Isabel asks Caspar to visit Ralph as a favor to herself. When Caspar goes to visit Ralph, he finds Henrietta has also been keeping Ralph company. Ralph and Henrietta jokingly have declared each other enemies, and of course they seem to accord in nothing. Isabel's plan is to have Caspar accompany Ralph back to Gardencourt. This would be convenient too because it would give Caspar an occupation away from herself. She believes it would be fitting if Ralph would take his final resting place in his own home. She associates Gardencourt with a sacred time in her life.
Isabel's conversation with Osmond declares her intention not to help him in his quest to marry Pansy to Lord Warburton -- he accuses her then of taking a direct action against him. This is the beginning of an open confrontation with her husband that she has never before had, and which she had feared at the beginning of Chapter 45 would occur in reference to Ralph. It is a demonstration of a kind of psychological violence that people can do to each other by acting against one another's interests, or ignoring each other's desires. Osmond shows his own limited perspective when he refuses to acknowledge Pansy's own desires as even factoring into her life: he simply believes she should follow convention and try to ambitiously climb as high in society as possible through marriage.
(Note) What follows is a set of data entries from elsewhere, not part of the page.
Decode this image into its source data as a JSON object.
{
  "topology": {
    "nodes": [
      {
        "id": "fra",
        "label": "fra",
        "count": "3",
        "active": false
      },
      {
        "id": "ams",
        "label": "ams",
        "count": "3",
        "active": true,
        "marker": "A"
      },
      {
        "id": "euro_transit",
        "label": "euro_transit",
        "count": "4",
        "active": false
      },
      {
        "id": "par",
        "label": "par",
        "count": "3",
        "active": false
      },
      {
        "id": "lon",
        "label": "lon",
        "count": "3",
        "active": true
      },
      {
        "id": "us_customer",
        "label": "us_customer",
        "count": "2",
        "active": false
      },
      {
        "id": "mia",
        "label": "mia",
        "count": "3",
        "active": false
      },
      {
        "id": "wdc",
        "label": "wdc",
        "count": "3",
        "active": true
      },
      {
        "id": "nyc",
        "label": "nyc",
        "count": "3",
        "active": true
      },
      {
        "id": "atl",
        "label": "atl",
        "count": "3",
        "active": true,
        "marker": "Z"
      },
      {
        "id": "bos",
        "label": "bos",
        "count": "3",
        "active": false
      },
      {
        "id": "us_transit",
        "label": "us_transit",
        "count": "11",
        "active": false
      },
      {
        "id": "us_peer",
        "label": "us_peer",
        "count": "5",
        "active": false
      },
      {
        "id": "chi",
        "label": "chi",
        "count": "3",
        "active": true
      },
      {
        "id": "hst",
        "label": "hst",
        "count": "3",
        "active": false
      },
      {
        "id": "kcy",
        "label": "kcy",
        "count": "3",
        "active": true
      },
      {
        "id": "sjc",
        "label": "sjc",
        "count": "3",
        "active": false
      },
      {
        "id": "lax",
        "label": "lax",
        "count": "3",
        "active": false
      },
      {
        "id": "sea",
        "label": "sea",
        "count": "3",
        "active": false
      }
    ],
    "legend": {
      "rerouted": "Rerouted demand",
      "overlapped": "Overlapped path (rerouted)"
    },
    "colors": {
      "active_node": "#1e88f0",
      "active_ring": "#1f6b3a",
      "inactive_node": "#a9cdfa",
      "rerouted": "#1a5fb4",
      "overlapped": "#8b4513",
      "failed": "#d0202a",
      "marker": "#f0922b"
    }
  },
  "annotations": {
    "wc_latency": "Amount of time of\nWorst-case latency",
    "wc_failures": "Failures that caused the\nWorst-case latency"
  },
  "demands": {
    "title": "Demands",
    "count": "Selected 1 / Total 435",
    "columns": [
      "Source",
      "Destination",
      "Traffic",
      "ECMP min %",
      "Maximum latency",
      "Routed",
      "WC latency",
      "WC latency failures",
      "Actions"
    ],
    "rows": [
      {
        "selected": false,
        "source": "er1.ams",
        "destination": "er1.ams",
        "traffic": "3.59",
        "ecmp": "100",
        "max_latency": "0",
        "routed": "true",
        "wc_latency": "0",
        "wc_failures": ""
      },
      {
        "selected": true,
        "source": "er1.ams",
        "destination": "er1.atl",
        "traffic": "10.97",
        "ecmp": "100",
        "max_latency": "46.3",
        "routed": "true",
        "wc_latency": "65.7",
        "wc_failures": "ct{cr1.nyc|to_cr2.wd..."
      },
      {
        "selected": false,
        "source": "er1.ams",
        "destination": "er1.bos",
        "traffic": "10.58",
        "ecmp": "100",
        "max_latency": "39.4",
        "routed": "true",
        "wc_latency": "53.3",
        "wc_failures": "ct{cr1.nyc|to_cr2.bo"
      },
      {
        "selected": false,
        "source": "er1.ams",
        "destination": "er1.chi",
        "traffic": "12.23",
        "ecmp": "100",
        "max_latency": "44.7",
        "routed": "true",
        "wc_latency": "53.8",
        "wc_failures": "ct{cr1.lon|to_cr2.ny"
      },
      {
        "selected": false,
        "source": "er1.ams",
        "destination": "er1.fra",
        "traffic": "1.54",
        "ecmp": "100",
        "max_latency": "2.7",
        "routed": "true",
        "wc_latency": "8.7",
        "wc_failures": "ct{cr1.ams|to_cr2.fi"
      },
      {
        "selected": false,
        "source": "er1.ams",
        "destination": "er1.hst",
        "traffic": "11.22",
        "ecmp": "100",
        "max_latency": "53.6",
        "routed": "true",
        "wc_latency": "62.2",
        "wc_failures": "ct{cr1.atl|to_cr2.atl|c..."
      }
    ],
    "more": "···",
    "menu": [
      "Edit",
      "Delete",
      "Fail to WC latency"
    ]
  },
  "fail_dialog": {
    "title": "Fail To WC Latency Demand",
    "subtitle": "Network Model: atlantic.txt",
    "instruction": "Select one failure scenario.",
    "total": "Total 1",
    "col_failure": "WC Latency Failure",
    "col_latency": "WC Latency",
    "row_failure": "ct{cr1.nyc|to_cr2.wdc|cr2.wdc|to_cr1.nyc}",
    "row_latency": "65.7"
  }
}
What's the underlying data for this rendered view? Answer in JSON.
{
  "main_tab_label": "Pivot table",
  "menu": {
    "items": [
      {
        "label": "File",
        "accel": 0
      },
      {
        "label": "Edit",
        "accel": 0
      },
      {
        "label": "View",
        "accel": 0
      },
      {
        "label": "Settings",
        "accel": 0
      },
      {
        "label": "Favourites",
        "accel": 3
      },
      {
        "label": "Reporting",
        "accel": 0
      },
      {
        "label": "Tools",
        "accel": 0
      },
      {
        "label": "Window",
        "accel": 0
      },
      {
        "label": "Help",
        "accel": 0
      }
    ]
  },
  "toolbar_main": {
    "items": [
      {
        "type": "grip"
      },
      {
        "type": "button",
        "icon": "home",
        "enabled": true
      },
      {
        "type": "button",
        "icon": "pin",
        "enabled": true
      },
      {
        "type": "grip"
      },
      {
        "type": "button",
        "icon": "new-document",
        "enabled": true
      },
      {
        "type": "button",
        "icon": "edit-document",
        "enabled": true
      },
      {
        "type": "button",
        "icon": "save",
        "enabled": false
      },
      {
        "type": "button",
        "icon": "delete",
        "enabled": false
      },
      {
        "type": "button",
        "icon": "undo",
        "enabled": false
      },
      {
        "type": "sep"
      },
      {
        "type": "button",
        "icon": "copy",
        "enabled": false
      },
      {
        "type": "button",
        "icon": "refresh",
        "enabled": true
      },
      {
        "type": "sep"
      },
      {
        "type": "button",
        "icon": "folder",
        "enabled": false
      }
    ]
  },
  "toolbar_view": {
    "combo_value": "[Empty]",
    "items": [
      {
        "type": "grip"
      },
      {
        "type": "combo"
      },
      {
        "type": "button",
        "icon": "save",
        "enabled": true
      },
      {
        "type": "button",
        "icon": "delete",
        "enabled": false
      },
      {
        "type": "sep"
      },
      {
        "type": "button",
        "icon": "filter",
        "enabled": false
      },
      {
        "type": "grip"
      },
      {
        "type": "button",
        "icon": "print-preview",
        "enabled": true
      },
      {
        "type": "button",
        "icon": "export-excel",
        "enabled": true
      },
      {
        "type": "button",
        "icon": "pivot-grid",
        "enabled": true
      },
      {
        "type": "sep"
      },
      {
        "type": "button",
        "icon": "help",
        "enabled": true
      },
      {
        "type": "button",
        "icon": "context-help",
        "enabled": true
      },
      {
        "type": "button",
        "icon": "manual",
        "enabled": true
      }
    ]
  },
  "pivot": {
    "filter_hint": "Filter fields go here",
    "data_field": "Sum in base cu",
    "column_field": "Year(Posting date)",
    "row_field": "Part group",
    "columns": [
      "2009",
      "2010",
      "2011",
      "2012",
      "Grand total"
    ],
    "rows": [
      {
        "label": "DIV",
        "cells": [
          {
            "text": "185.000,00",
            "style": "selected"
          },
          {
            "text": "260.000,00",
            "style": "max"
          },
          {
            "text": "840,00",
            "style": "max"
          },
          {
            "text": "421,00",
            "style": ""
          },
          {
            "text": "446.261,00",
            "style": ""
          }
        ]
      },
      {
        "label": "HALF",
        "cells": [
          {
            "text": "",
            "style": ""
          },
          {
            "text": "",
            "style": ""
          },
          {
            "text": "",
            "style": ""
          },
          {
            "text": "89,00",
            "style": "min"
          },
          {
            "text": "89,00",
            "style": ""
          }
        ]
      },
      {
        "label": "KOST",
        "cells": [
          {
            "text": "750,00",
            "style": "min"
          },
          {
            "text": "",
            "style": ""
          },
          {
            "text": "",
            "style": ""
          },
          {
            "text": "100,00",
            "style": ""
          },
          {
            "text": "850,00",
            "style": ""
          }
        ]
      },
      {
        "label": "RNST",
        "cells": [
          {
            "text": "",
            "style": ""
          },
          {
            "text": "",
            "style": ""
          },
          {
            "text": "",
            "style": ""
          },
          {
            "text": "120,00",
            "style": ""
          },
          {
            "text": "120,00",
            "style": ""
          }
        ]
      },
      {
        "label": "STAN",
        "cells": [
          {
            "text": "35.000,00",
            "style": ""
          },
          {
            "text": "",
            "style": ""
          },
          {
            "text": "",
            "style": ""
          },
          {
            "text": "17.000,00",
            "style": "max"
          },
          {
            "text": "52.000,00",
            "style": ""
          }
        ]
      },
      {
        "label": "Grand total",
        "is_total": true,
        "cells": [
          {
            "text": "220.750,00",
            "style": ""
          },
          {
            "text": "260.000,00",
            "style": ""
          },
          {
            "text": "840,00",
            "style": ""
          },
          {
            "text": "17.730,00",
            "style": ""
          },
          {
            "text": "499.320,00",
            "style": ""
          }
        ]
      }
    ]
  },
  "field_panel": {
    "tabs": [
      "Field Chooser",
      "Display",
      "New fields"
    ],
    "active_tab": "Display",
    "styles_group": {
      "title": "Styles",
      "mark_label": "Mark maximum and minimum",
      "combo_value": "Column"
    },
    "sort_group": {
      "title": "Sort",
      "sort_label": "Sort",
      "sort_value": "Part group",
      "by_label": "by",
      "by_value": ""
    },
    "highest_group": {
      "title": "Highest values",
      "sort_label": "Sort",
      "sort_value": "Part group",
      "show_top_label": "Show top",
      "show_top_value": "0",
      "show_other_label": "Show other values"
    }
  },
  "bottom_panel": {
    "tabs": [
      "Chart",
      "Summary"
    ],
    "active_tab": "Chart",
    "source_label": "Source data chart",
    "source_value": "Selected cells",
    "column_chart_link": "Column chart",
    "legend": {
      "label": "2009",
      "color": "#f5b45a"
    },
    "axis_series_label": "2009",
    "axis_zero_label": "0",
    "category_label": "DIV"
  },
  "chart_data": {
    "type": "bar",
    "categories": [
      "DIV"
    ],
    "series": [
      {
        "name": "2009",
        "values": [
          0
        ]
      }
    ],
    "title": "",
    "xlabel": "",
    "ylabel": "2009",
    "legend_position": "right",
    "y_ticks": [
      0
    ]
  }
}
Chapter 47 is a very quick overview of how all Isabel's relations think of each other. She seems to have brought them all together and they are almost like a kind of community, all built around their common concern for her. They also provide her with an opportunity for a genuine re-entry into the social world, as opposed to the false appearance she presents at her Thursday evening social gatherings. Henrietta allows for light comic relief from the gothic melodrama of Isabel's life -- she is "living" in Osmond's dark, fine mind, as it were. It is surprising that Osmond and Caspar get along with each other: Osmond is very much representative of Old World convention, and Caspar is representative of a forceful capitalistic New World impulses.
Isabel's response to Henrietta's suggestion that she simply leave Osmond implies that Isabel believes in a certain moral standard for her own behavior. Unlike being tied to conventionality, like Osmond's understanding of marriage, Isabel takes responsibility for her actions, believing that she freely made her choice to be with Osmond and that she ought not to hypocritically act in ways contradicting the oath she made. Robert Pippin (see works cited) has understood Isabel to be one of Henry James' best moral heroines, who is asking the question of how she can morally assert her own freedom in life - how she can act independently, taking responsibility for her own actions. She is faced with the modern problem of decaying social relations that are empty formal conventions with no real moral values. (For example, Mrs. Touchett was married to Mr. Touchett but they did not love each other; they were in no sense partners.) She is faced with a problem of meaning that is unstable because nobody shares common meanings. Gilbert Osmond for example sees marriage as a financial transaction, but Isabel marries for her own ideas. Her assertion to Henrietta that she must adhere to the consequences of her actions shows Isabel's commitment to keeping her actions consistent, even in the realization that they are isolating.